Miller and Marilyn spent the last year of their marriage in her New York apartment. Housekeeper Lena Pepitone recalled many unhappy moments between husband and wife. One night, Marilyn was thrilled when Miller agreed to take her out to a movie. She dressed in a white blouse and white, tight pants, curling her hair and applying red lipstick. “You look wonderful,” Pepitone told her but as the evening went by and the door to Miller’s study remained shut, Marilyn looked more and more unhappy. She pounded on his door, “I’m your wife!” Miller refused to open his door and Marilyn burst into tears. Yet there were happier moments too. One morning Pepitone arrived at Marilyn’s apartment to find her nude and rolling around in her bed looking utterly blissful. “Whoever said beds were made for sleeping never had a husband like mine!” she purred.
Marilyn’s desire for a child also stressed the weakened marriage. She suffered two miscarriages, one during the filming of Some Like It Hot, the other after the end of the Communist persecution against Miller. Perhaps the stress of Miller and Marilyn’s experience caused her to miscarry her baby. In 1960, Marilyn’s life began to take a turn for the worse. She suffered from a series of nervous breakdowns, several failed pregnancies and a collapsing marriage. Her world began to fall apart. That same year Marilyn became involved in a highly publicized, but short-lived affair with Frank Sinatra. It wasn’t long after that she and Miller announced they were going to divorce.
Rather than making Miller into the only bad guy in the marriage, years later Marilyn admitted she had her flaws and often burst into explosive rages for no reason. Overall however the mismatched pair began to unravel and ultimately they divorced. “Poor Arthur I used to have a bad temper. Flashes of thunder and lightening,” Marilyn admitted. This behaviour may have been directly due to her manic-depressive illness. Miller once stated thateven though Marilyn was surrounded by radiance “in the center there was a darkness and a tragedy.” When he left her, he stated it was an escape from that darkness. However Miller stated in an interview “the great thing about her to me was the struggle was valiant. She was a very courageous human being and she didn’t give up until the end.” Truer words about Marilyn Monroe were never spoken.

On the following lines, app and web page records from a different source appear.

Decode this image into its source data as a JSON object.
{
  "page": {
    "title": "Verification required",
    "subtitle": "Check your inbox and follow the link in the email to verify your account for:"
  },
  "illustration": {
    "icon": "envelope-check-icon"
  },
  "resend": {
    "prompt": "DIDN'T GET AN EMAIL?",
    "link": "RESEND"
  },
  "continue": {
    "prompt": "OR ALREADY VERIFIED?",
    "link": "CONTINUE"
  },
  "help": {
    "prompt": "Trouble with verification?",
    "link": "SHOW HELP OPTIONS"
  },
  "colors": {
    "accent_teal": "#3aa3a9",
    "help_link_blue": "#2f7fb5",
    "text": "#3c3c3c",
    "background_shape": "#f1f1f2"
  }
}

When Miller left, Marilyn and Pepitone went into his abandoned study. Marilyn found a framed picture of herself left on his desk. “He really wants to forget doesn’t he?” she wept. Marilyn found his diary in his desk and read some of it. She told Pepitone he had written that his first wife had misled him and he’d felt betrayed by her, but what Marilyn did to him was far worse. When Amy Greene was asked in an interview what compelled Marilyn to be with the unlikely Miller she replied, “you’re not going to believe this. He looked like Abraham Lincoln. She really liked Abraham Lincoln. That was one of her favourite people in the world.” Clearly, Miller was not.